The new IB Chemistry syllabus, which was expected to commence in August/September 2021 and have its first exams in 2023, was delayed by two years due to the COVID-19 pandemic. The programme is now scheduled to begin in August/September 2023 with the first exams set for May 2025. While the general outline of the new programme has been available on the IBO website, an update released by IB this month provided a few more details, but the complete programme has not yet been published. The full syllabus has not been released, but it is expected to be published later this year or early next year.
New IB Chemistry Syllabus Overview
The new programme aims to develop a conceptual understanding of chemistry that enables students to make connections between different areas of the subject and other DP sciences subjects. The syllabus is structured into two strands, “Structure” and “Reactivity,” in contrast to the previous listing of the 11 main topic areas. The educational philosophy behind the new programme is centered on examining scientific knowledge claims in a real-world context, encouraging student interest and curiosity. However, there are currently no options in the new programme that provide a real-world context, unlike the previous programme. It remains to be seen how much of the option content has been incorporated into the new structure and reactivity strands. The options in the current programme are factual and may be reduced, but if the new strands contain only basic chemistry concepts, much of the value gained from including some of the old applied chemistry material as options for the past 25 years may be lost.
A syllabus is a statement of what can be assessed, rather than a teaching order. Therefore, the order of teaching the programme will be determined by the teacher. While the new programme’s teaching order may be challenging to follow exactly, it should not be difficult for teachers to adapt their current teaching order to cover the new programme. A good teacher has already been making connections between all the topics, which is now encouraged by the syllabus.
New IB Chemistry Syllabus Assessments
The external assessment will now consist of two examination papers, down from three, with no options available. Currently, Paper 1 consists of multiple-choice questions, and students cannot access calculators or data booklets. In the new programme, Paper 1 still contains multiple-choice questions, but also data-based questions and questions on experimental work. Currently, questions on experimental work are assessed in Paper 3, where calculators and data booklets are allowed. If students are permitted to use calculators and data booklets in the new Paper 1, the nature of multiple-choice questions will change. This is because students can find trends in the data booklet, making it impossible to test their understanding of these trends. It remains unclear whether the specimen paper will contain multiple-choice questions on errors and uncertainties, which are currently in Topic 11.
The internal assessment, which accounts for 20% of the final marks, has undergone minor changes. Although the assessment criteria have not been specified in this document, it has been announced that there will be four criteria: research design, data analysis, conclusion, and evaluation. Students may work in small groups to collect data, but they must submit their report independently. However, the IA’s 6-12 page limit, along with the confusion regarding font size, has been eliminated.
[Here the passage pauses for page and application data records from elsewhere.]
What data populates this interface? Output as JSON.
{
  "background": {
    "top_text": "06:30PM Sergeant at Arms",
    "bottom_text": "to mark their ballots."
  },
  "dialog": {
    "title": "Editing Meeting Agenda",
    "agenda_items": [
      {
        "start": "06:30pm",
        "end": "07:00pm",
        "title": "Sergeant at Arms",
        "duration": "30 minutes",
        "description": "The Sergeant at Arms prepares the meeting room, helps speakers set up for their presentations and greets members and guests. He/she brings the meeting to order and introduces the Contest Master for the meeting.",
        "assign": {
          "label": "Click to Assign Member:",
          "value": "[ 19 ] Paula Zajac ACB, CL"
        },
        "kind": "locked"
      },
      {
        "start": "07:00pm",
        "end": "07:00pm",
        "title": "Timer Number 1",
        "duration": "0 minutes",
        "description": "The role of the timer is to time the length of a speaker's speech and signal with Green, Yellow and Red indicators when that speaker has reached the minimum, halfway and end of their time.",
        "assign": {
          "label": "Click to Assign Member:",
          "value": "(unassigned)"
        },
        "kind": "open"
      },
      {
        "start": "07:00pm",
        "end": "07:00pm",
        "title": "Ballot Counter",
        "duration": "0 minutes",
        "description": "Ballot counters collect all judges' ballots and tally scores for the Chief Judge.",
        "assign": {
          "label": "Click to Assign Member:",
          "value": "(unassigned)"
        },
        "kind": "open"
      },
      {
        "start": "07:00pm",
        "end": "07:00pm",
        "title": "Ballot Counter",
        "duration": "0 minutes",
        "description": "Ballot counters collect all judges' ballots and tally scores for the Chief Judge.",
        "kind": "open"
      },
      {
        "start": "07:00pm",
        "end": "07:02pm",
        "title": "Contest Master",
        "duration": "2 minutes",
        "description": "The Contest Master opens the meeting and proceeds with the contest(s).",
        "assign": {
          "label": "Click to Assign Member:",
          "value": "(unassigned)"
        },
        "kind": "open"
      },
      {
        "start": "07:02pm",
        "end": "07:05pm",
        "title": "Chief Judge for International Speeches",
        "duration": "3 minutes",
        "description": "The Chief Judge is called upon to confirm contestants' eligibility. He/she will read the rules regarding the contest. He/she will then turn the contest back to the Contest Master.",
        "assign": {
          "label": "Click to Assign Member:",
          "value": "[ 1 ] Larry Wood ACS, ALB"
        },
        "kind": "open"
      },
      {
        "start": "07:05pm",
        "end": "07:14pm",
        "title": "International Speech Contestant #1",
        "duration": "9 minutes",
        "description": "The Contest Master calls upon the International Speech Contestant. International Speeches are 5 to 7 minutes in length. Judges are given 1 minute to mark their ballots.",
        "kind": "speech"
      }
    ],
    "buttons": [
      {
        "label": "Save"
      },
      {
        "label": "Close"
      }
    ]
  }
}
The report must now be a maximum of 3000 words.
Group 4 Project
The collaborative project, a ten-hour project that extends the programme’s real-world applications, remains unchanged. Teachers and students often find the Internal Assessment challenging. Nonetheless, it is still a critical component, and students will be required to demonstrate their understanding of the concepts learned throughout the programme.